It's free?

What, you may well ask, is so fundamentally important about Linux? It is the direct lineal descendent of a computing research project that has survived and prospered largely on its adaptability to technological evolution. UNIX has been critical to the birth and promulgation of ideas like c/c++, perl, email, the Internet, net news and yes, even the World Wide Web (you may be interested to learn that none of these ideas began as commercial products). But my case is not based on the fact that UNIX has always been favored by geeks instead of marketing hype. Today, Linux and the other "free" UNIX variants represent the most powerful computer operating environment you can own.

That word "own" is the kicker isn't it? By own I don't mean the right to use under legal contract with binding restrictions; I mean to possess with the right to copy, redistribute, sell or print the source code on a tee shirt if you think it's cool.

"Yeah yeah," you say, "but it doesn't really matter who owns your computing environment as long as you can use it to get the job done." Certainly not, as long as you don't mind paying some company to make all the decisions about your information access for you. Imagine for a moment that Carnegie had decided what the country needed was a large network of private, instead of public, libraries. Anyone could access the information stored in those libraries if they purchased a library card (remember it costs money to buy and house all those books). So what if the first few pages of Dante's "Inferno" were rented for advertisement space, and most margins in "The Origin of Species" littered with marketing babble? If it weren't for large corporations the books wouldn't be there, and anyway, you have to expect them to make a profit some how. Of course, some books which contain especially valuable information would be on the reserved list, but you could even get a peek at them for an additional "priority access fee." What did you expect? It is, after all, the Information Business now.

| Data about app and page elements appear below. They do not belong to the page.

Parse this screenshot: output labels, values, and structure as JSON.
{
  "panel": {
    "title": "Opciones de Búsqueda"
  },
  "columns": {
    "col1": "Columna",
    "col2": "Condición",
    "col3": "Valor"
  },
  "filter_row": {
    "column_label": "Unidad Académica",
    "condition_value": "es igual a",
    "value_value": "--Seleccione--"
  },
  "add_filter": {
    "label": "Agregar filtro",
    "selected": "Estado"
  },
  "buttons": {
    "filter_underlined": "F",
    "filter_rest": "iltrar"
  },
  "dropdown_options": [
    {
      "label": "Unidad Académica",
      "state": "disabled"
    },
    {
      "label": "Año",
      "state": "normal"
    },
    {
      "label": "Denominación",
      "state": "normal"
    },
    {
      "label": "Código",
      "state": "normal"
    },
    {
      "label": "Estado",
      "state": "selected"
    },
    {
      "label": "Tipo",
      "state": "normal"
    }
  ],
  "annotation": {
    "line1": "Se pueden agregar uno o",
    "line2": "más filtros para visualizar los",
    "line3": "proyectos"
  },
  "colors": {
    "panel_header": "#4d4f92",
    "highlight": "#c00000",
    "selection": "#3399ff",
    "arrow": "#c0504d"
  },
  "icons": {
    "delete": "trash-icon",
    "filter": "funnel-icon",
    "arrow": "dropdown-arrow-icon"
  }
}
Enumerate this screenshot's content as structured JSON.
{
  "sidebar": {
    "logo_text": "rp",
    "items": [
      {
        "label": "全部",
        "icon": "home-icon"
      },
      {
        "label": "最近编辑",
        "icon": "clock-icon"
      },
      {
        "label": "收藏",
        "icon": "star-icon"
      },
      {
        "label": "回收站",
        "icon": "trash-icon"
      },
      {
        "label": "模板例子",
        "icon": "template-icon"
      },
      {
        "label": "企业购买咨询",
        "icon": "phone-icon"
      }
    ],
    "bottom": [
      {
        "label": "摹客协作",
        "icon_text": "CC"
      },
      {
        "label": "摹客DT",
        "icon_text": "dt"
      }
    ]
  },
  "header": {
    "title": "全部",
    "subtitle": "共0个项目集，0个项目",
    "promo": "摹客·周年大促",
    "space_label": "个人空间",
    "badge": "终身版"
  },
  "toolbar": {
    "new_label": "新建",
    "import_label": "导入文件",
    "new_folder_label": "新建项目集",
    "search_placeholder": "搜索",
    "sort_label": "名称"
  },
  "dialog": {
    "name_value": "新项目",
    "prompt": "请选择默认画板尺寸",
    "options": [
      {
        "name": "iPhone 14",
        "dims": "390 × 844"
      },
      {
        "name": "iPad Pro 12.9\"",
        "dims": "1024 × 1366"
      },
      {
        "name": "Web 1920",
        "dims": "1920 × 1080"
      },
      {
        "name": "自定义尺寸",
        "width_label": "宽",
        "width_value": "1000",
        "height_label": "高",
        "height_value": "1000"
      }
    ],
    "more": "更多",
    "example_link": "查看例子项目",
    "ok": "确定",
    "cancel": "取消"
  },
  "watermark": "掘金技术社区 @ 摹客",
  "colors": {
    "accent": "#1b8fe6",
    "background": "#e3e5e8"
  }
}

I won't belabor the analogy further because it isn't intended as biting satire but as a reminder that history is rife with examples of attempts to control people by controlling their access to information. Whether it is attempted by governments, religions or businesses, the antidote has always been the same: increased public access to information. Voltaire wrote many volumes of celebrated prose on this subject (available in English translation at your public library for free if you're interested) during what historians refer to as the "Age of Enlightenment." In our milieu, the end of twentieth century United States of America, we prefer our philosophy in a form that fits on a bumper sticker. "Know your Rights" seems like a reasonable start.

The next time you find yourself frustrated with the "improvements" or incompatible new "features" your chosen software vendor has provided in the name of increased productivity, remember that you have options. As a member of the public, you own a world-class computing environment. Even if you find spending the time to learn some version of UNIX unpalatable, recognize that the existence of a viable alternative is your most potent weapon in dealing with your chosen vendor. The free software movement has already made the most rabid of capitalist companies start employing terms like "open" to describe their proprietary products (if you are confused by their unusual definition of the word open, at least you can admire their panache). It might even be worth some of your idle time to learn a bit about this stuff because . . . well I think it's always a good idea to know your rights.